◆ **WHAT IS EXPECTED**:
Could you filter the records below and return each line that holds "With"?

[Data extracted from a collection]
=== Section Start ===

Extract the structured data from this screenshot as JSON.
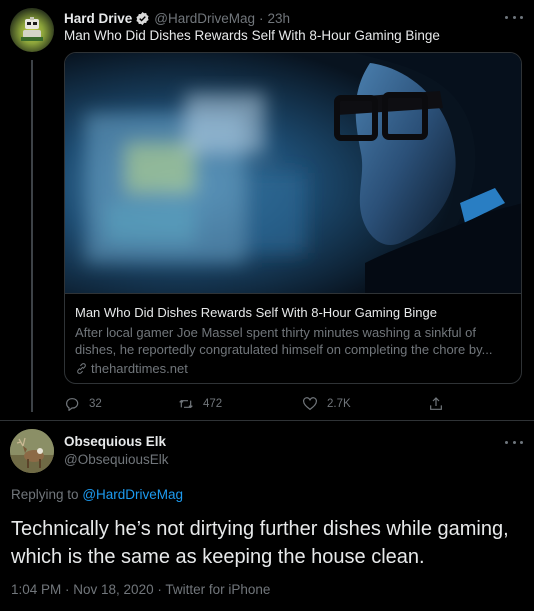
{
  "original_tweet": {
    "author_name": "Hard Drive",
    "author_handle": "@HardDriveMag",
    "time_sep": "·",
    "time_ago": "23h",
    "text": "Man Who Did Dishes Rewards Self With 8-Hour Gaming Binge",
    "card": {
      "title": "Man Who Did Dishes Rewards Self With 8-Hour Gaming Binge",
      "description_line1": "After local gamer Joe Massel spent thirty minutes washing a sinkful of",
      "description_line2": "dishes, he reportedly congratulated himself on completing the chore by...",
      "domain": "thehardtimes.net"
    },
    "actions": {
      "reply_count": "32",
      "retweet_count": "472",
      "like_count": "2.7K"
    }
  },
  "reply_tweet": {
    "author_name": "Obsequious Elk",
    "author_handle": "@ObsequiousElk",
    "replying_to_prefix": "Replying to",
    "replying_to_handle": "@HardDriveMag",
    "text": "Technically he’s not dirtying further dishes while gaming, which is the same as keeping the house clean.",
    "timestamp": "1:04 PM · Nov 18, 2020 · Twitter for iPhone"
  },
  "icons": [
    "verified-icon",
    "more-icon",
    "link-icon",
    "reply-icon",
    "retweet-icon",
    "like-icon",
    "share-icon"
  ],
  "colors": {
    "background": "#000000",
    "accent": "#1d9bf0",
    "text_primary": "#e7e9ea",
    "text_secondary": "#71767b",
    "border": "#2f3336"
  }
}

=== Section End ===

◆ **REPLY TO THE EXERCISE**:
    "text": "Man Who Did Dishes Rewards Self With 8-Hour Gaming Binge",
      "title": "Man Who Did Dishes Rewards Self With 8-Hour Gaming Binge",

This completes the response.